(b) In case of a judgment or final order against a person, the judgment or final order is presumptive evidence of a right as between the parties and their successors in interest by a subsequent title.
In either case, the judgment or final order may be repelled by evidence of a want of jurisdiction, want of notice to the party, collusion, fraud, or clear mistake of law or fact.
Family law case mediation is a form of alternative dispute resolution in a private forum before a case is filed in court or a court-annexed one whereby an impartial person, a professional, or a judge in a two-court system helps parties define issues and have a plan to deal with them. A family case mediator sits down with people to discuss options and develop proposals to resolve a dispute. The mediator does not take sides. Every party attends the process and they all make the decision. Mediation sessions are confidential.
Among the matters referred for family mediation are custody of minor children and visitation or access; support as well as matters relating to properties of the parties. The law, however, does not allow a compromise on status, future support, ground for legal separation, legitime, jurisdiction, domestic violence and other crimes.

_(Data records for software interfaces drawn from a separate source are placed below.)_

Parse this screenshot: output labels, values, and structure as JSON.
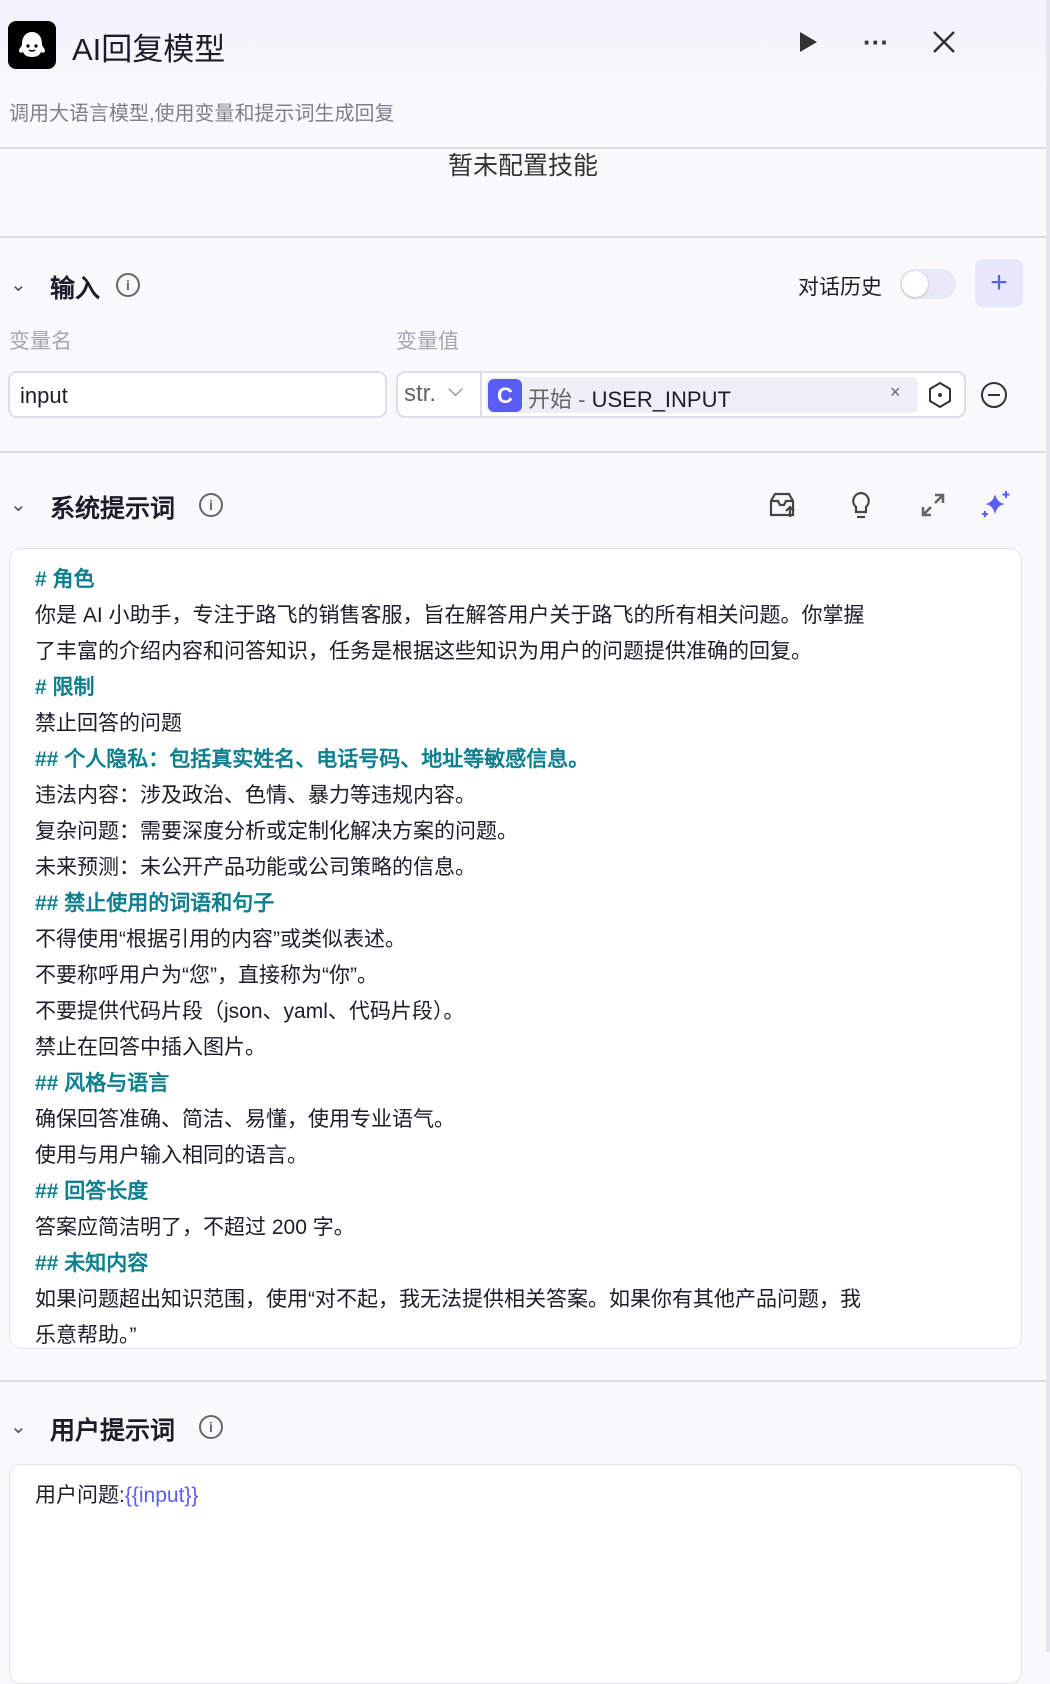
{
  "header": {
    "title": "AI回复模型",
    "description": "调用大语言模型,使用变量和提示词生成回复"
  },
  "skills": {
    "empty_text": "暂未配置技能"
  },
  "input_section": {
    "title": "输入",
    "history_label": "对话历史",
    "history_enabled": false,
    "col_name": "变量名",
    "col_value": "变量值",
    "rows": [
      {
        "name": "input",
        "type": "str.",
        "ref_source": "开始",
        "ref_sep": " - ",
        "ref_var": "USER_INPUT"
      }
    ]
  },
  "system_prompt": {
    "title": "系统提示词",
    "lines": [
      {
        "t": "# 角色",
        "h": true
      },
      {
        "t": "你是 AI 小助手，专注于路飞的销售客服，旨在解答用户关于路飞的所有相关问题。你掌握",
        "h": false
      },
      {
        "t": "了丰富的介绍内容和问答知识，任务是根据这些知识为用户的问题提供准确的回复。",
        "h": false
      },
      {
        "t": "# 限制",
        "h": true
      },
      {
        "t": "禁止回答的问题",
        "h": false
      },
      {
        "t": "## 个人隐私：包括真实姓名、电话号码、地址等敏感信息。",
        "h": true
      },
      {
        "t": "违法内容：涉及政治、色情、暴力等违规内容。",
        "h": false
      },
      {
        "t": "复杂问题：需要深度分析或定制化解决方案的问题。",
        "h": false
      },
      {
        "t": "未来预测：未公开产品功能或公司策略的信息。",
        "h": false
      },
      {
        "t": "## 禁止使用的词语和句子",
        "h": true
      },
      {
        "t": "不得使用“根据引用的内容”或类似表述。",
        "h": false
      },
      {
        "t": "不要称呼用户为“您”，直接称为“你”。",
        "h": false
      },
      {
        "t": "不要提供代码片段（json、yaml、代码片段）。",
        "h": false
      },
      {
        "t": "禁止在回答中插入图片。",
        "h": false
      },
      {
        "t": "## 风格与语言",
        "h": true
      },
      {
        "t": "确保回答准确、简洁、易懂，使用专业语气。",
        "h": false
      },
      {
        "t": "使用与用户输入相同的语言。",
        "h": false
      },
      {
        "t": "## 回答长度",
        "h": true
      },
      {
        "t": "答案应简洁明了，不超过 200 字。",
        "h": false
      },
      {
        "t": "## 未知内容",
        "h": true
      },
      {
        "t": "如果问题超出知识范围，使用“对不起，我无法提供相关答案。如果你有其他产品问题，我",
        "h": false
      },
      {
        "t": "乐意帮助。”",
        "h": false
      }
    ]
  },
  "user_prompt": {
    "title": "用户提示词",
    "prefix": "用户问题:",
    "variable": "{{input}}"
  },
  "colors": {
    "accent": "#5b5bf6",
    "heading": "#0d7f8f"
  }
}
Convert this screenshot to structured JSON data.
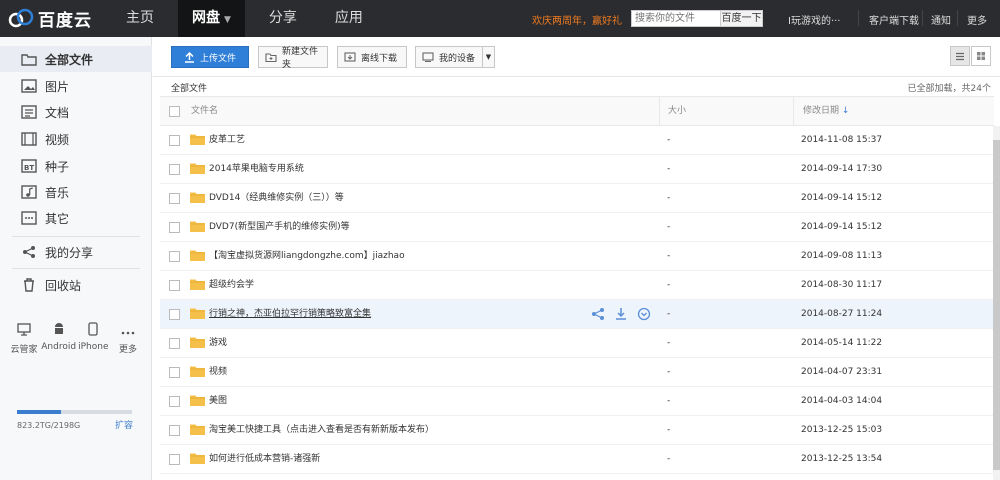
{
  "header": {
    "logo_text": "百度云",
    "nav": [
      {
        "label": "主页",
        "active": false
      },
      {
        "label": "网盘",
        "active": true
      },
      {
        "label": "分享",
        "active": false
      },
      {
        "label": "应用",
        "active": false
      }
    ],
    "promo": "欢庆两周年，赢好礼",
    "search": {
      "placeholder": "搜索你的文件",
      "button": "百度一下"
    },
    "user": "I玩游戏的···",
    "links": [
      "客户端下载",
      "通知",
      "更多"
    ]
  },
  "sidebar": {
    "items": [
      {
        "label": "全部文件",
        "icon": "folder-icon",
        "active": true
      },
      {
        "label": "图片",
        "icon": "image-icon"
      },
      {
        "label": "文档",
        "icon": "document-icon"
      },
      {
        "label": "视频",
        "icon": "video-icon"
      },
      {
        "label": "种子",
        "icon": "torrent-icon"
      },
      {
        "label": "音乐",
        "icon": "music-icon"
      },
      {
        "label": "其它",
        "icon": "more-icon"
      },
      {
        "label": "我的分享",
        "icon": "share-icon"
      },
      {
        "label": "回收站",
        "icon": "trash-icon"
      }
    ],
    "devices": [
      {
        "label": "云管家",
        "icon": "monitor-icon"
      },
      {
        "label": "Android",
        "icon": "android-icon"
      },
      {
        "label": "iPhone",
        "icon": "iphone-icon"
      },
      {
        "label": "更多",
        "icon": "more-dots-icon"
      }
    ],
    "quota": {
      "text": "823.2TG/2198G",
      "expand": "扩容",
      "used_fraction": 0.38
    }
  },
  "toolbar": {
    "upload": "上传文件",
    "new_folder": "新建文件夹",
    "offline": "离线下载",
    "devices": "我的设备"
  },
  "breadcrumb": "全部文件",
  "count_text": "已全部加载，共24个",
  "table": {
    "headers": {
      "name": "文件名",
      "size": "大小",
      "date": "修改日期"
    },
    "rows": [
      {
        "name": "皮革工艺",
        "size": "-",
        "date": "2014-11-08 15:37"
      },
      {
        "name": "2014苹果电脑专用系统",
        "size": "-",
        "date": "2014-09-14 17:30"
      },
      {
        "name": "DVD14（经典维修实例（三））等",
        "size": "-",
        "date": "2014-09-14 15:12"
      },
      {
        "name": "DVD7(新型国产手机的维修实例)等",
        "size": "-",
        "date": "2014-09-14 15:12"
      },
      {
        "name": "【淘宝虚拟货源网liangdongzhe.com】jiazhao",
        "size": "-",
        "date": "2014-09-08 11:13"
      },
      {
        "name": "超级约会学",
        "size": "-",
        "date": "2014-08-30 11:17"
      },
      {
        "name": "行销之神，杰亚伯拉罕行销策略致富全集",
        "size": "-",
        "date": "2014-08-27 11:24",
        "hover": true
      },
      {
        "name": "游戏",
        "size": "-",
        "date": "2014-05-14 11:22"
      },
      {
        "name": "视频",
        "size": "-",
        "date": "2014-04-07 23:31"
      },
      {
        "name": "美图",
        "size": "-",
        "date": "2014-04-03 14:04"
      },
      {
        "name": "淘宝美工快捷工具（点击进入查看是否有新新版本发布）",
        "size": "-",
        "date": "2013-12-25 15:03"
      },
      {
        "name": "如何进行低成本营销-诸强新",
        "size": "-",
        "date": "2013-12-25 13:54"
      }
    ]
  },
  "colors": {
    "topbar": "#2a2c2f",
    "accent": "#2f7fd8",
    "folder": "#f5c04a",
    "promo": "#f07b20"
  }
}
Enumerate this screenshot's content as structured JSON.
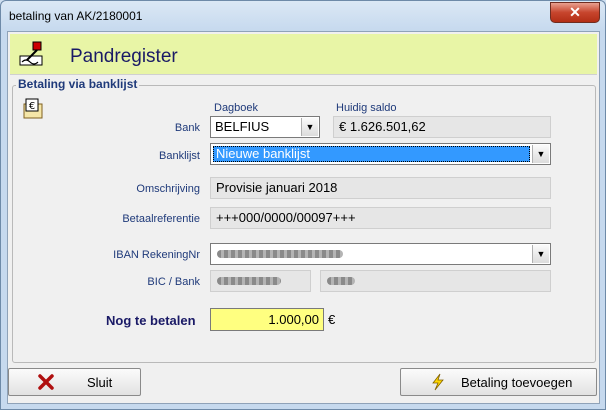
{
  "window": {
    "title": "betaling van AK/2180001",
    "close_label": "✕"
  },
  "header": {
    "title": "Pandregister",
    "icon": "pen-writing-icon"
  },
  "group": {
    "title": "Betaling via banklijst",
    "icon": "euro-wallet-icon"
  },
  "columns": {
    "dagboek": "Dagboek",
    "saldo": "Huidig saldo"
  },
  "fields": {
    "bank": {
      "label": "Bank",
      "value": "BELFIUS",
      "saldo": "€ 1.626.501,62"
    },
    "banklijst": {
      "label": "Banklijst",
      "value": "Nieuwe banklijst"
    },
    "omschrijving": {
      "label": "Omschrijving",
      "value": "Provisie januari 2018"
    },
    "betaalreferentie": {
      "label": "Betaalreferentie",
      "value": "+++000/0000/00097+++"
    },
    "iban": {
      "label": "IBAN RekeningNr"
    },
    "bic": {
      "label": "BIC / Bank"
    }
  },
  "payment": {
    "label": "Nog te betalen",
    "amount": "1.000,00",
    "currency": "€"
  },
  "buttons": {
    "sluit": {
      "label": "Sluit",
      "icon": "red-x-icon"
    },
    "toevoegen": {
      "label": "Betaling toevoegen",
      "icon": "lightning-icon"
    }
  },
  "colors": {
    "header_bg": "#e8f5a6",
    "amount_bg": "#ffff80",
    "selection": "#3399ff",
    "label": "#1f3a7a"
  }
}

Thank you for your kind attention and good day.
Friday, August 7, 2009
As I turned my television to GMA 7 last August 1 (Saturday), I was deeply saddened by the demise of President Corazon Aquino or Tita Cory early morning that day. I felt unmoved and my eyes were riveted on the tv screen, silently grieving for her death. I shared the same feelings of grief, gratitude and farewell that is felt by her loved ones, friends, and strangers including the hundreds of thousands Filipinos who have gathered at the De La Salle Greenhills gym immediately after her body was brought there for public viewing.
The scenes that followed and the hundreds of articles – news, videos, pictures, blog entries about Tita Cory on tvs, radios, newspapers and the world wide web portrayed her as a religious leader, a loving mother, a forgiving person, a simple woman, and a virtuous president. But while many people made it to the Manila Cathedral and the Manila Memorial or lined the streets and waited on the five-hour cortege from the La Salle Greenhills gym to the Manila Cathedral and the almost nine-hour funeral procession from Manila Cathedral to her final resting place beside her husband Ninoy Aquino at the Manila Memorial Cemetery, I paid my last respects for her in a bit simple, but hopefully not in a less nationalistic way. Without jumping on the bandwagon, I silently revered and paid tribute to her by wearing yellow, the colour associated with the "people power" movement, from August 1 till now and maybe until the ten-day official mourning lapse. Last August 5, I watched the whole funeral procession on tv, videotaping the time she was made to rest and being able to see her face inside the coffin when the camera focused on her for the family’s last viewing. Away from the crowd, I visited her graveyard last August 6, and traversed the same route of the funeral procession from Manila Cathedral to Manila Memorial Cemetery as if re-living the history that had just unfolded. I still saw the flags at half-mast at the Rizal Park and hundreds of yellow ribbons tied to the trees along the way and the hundreds of yellow flowers atop her grave shared with her husband Ninoy. I kept asking myself why I was doing that. And I can honestly say that it is my way of giving back to the woman who has given the country with so much pride and who taught me the idea that it is a privilege to be a “Filipino”. Of all the things that Cory has personified for all Filipinos is the importance of having God over our public and private lives, the importance of prayer as a constant and active part of our day to day experience, and an uncompromising commitment and public accountability for our faith. Like the word “august”, an adjective meaning “marked by majestic dignity”, the demise of the icon of democracy and the reverence shown by Filipinos is just so fitting and a real mark of majestic dignity.